Judging Democratic Politics: Exploring Public Opinion and Reform Preferences
We know there is evidence of disenchantment with political practice in contemporary democracies but what is it that is driving this negativity towards politics?
This paper uses new survey questions and cluster analysis to explore the rough and ready ideas -
folk theories - that citizens have about how democratic politics works, why it fails and how the political system might be reformed for the better. Using material from empirical work undertaken early in 2014 in Australia it shows that there are comprehensible patterns to public opinion.

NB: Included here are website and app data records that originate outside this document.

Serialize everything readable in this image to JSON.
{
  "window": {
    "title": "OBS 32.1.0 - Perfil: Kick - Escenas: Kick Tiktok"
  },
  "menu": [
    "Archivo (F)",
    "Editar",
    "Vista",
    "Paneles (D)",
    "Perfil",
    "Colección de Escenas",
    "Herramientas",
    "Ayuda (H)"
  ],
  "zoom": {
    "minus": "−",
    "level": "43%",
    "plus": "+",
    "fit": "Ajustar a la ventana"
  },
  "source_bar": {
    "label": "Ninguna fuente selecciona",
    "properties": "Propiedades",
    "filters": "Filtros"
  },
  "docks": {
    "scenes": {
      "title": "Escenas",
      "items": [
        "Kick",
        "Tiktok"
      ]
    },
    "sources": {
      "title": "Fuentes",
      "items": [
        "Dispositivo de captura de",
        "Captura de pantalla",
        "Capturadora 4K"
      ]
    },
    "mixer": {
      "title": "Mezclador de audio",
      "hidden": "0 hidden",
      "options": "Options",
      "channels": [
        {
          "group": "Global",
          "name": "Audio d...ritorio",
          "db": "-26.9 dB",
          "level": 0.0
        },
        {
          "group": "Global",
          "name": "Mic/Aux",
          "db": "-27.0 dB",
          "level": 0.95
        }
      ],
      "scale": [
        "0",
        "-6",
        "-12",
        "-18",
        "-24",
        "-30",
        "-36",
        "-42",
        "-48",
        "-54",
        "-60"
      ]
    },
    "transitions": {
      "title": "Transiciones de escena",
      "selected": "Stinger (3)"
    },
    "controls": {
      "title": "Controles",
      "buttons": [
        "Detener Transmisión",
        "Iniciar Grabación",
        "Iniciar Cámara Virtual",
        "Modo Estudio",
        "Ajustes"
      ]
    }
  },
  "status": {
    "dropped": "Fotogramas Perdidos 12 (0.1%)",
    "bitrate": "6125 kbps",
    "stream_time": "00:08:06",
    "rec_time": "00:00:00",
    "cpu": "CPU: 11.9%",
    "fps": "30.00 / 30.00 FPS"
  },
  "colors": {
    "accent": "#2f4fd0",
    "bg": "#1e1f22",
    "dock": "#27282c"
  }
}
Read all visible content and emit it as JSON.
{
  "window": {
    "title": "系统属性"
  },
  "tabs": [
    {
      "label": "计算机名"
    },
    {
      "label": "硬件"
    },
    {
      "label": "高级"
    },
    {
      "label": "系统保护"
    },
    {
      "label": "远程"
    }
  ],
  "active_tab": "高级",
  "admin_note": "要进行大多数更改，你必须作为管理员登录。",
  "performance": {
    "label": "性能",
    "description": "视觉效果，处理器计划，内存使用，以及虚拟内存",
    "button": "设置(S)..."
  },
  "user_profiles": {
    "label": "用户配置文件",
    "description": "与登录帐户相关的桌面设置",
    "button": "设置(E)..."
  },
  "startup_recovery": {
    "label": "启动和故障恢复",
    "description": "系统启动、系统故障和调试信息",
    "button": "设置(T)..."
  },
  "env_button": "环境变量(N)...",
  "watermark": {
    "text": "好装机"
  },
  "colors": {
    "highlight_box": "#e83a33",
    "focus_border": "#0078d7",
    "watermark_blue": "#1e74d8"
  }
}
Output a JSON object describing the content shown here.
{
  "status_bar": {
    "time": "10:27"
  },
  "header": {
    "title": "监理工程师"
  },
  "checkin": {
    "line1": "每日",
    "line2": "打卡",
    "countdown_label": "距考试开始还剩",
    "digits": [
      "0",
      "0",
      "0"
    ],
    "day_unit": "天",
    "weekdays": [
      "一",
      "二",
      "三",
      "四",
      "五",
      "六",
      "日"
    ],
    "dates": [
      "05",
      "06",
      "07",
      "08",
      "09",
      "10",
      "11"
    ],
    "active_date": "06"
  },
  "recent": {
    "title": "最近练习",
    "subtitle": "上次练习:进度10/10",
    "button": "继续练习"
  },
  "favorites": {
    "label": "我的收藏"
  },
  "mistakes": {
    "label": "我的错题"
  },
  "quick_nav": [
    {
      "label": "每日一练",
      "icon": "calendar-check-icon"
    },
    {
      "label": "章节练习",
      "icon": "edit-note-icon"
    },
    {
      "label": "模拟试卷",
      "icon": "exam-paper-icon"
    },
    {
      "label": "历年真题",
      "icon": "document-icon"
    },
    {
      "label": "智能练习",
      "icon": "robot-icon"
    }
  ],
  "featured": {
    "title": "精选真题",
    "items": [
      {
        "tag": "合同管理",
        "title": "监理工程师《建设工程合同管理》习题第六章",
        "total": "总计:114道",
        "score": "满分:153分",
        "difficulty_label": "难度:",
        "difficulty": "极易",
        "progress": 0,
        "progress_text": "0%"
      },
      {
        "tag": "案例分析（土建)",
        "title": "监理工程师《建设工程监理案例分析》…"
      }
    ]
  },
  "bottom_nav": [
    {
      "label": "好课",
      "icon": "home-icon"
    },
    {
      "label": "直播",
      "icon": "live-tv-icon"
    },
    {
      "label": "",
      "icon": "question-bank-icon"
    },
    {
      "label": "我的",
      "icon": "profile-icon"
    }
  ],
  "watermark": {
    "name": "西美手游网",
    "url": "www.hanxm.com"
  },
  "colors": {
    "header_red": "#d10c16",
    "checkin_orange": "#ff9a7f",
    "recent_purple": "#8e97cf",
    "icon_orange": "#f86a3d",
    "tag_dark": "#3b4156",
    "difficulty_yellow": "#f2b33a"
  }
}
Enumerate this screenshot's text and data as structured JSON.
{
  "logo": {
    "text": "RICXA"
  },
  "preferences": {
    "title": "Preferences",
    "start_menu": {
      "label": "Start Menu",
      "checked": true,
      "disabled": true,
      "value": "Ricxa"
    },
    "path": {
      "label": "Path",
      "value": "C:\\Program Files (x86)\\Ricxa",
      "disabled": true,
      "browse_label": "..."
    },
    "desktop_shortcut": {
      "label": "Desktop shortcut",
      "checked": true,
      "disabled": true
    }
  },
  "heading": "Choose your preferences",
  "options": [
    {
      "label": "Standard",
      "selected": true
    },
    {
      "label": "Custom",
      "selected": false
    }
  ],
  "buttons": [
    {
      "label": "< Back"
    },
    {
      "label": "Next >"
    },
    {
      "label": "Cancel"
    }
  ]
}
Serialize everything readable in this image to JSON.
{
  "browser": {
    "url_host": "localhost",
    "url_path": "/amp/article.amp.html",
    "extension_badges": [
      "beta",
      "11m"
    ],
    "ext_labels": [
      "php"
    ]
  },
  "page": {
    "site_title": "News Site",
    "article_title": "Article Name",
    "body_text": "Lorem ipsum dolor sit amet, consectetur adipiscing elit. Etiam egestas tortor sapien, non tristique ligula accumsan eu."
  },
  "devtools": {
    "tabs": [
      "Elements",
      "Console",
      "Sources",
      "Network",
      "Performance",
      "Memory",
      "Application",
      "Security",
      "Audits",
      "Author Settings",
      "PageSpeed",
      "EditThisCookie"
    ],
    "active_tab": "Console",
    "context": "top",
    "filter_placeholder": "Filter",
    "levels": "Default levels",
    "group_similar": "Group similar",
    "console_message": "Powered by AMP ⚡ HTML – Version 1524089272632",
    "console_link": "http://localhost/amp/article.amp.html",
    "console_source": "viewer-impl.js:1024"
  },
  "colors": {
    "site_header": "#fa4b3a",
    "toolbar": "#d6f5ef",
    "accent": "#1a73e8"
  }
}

Democracy is admired for the stability and benefits it delivers and the opportunity it affords to hold politicians to account and its current practice is disliked because of the perception that there is
too much power in the hands of big business and the media, resulting in broken promises from politicians. The reform options favoured by the public can be seen as a reasonable response to this analysis. A majority of citizens want to combine mechanisms to open up representative politics with an opportunity for more direct intervention by themselves. There are a range of opinion sets held by the public and some notable generational differences as to which folk theories attract support,
with younger cohorts generally taking more critica stances towards formal politics. Modest differences also emerge in the social composition of clusters along other dimensions as well. Yet our
exploratory study reveals, above all, citizens who share a lot of the same likes and dislikes about politics and a lot of the same reform ideas.